## Goal of the exercise
An exact copy of each line below is needed, with no images in it.

## Raw data
§

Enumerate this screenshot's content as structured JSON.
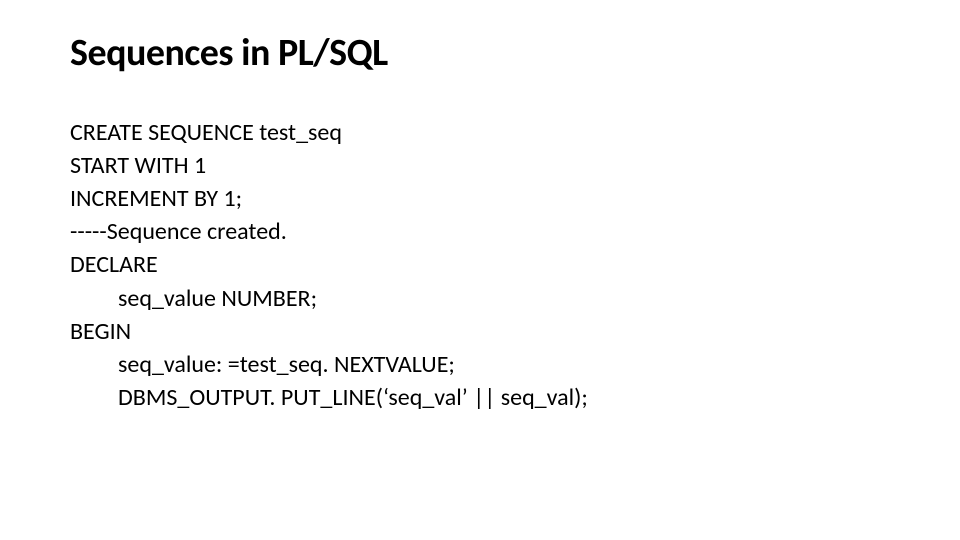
{
  "slide": {
    "title": "Sequences in PL/SQL",
    "code": {
      "line1": "CREATE SEQUENCE test_seq",
      "line2": "START WITH 1",
      "line3": "INCREMENT BY 1;",
      "line4": "-----Sequence created.",
      "line5": "DECLARE",
      "line6": "seq_value NUMBER;",
      "line7": "BEGIN",
      "line8": "seq_value: =test_seq. NEXTVALUE;",
      "line9": "DBMS_OUTPUT. PUT_LINE(‘seq_val’ || seq_val);"
    }
  }
}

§

## Reply to the exercise
Enumerate this screenshot's content as structured JSON.
{
  "slide": {
    "title": "Sequences in PL/SQL",
    "code": {
      "line1": "CREATE SEQUENCE test_seq",
      "line2": "START WITH 1",
      "line3": "INCREMENT BY 1;",
      "line4": "-----Sequence created.",
      "line5": "DECLARE",
      "line6": "seq_value NUMBER;",
      "line7": "BEGIN",
      "line8": "seq_value: =test_seq. NEXTVALUE;",
      "line9": "DBMS_OUTPUT. PUT_LINE(‘seq_val’ || seq_val);"
    }
  }
}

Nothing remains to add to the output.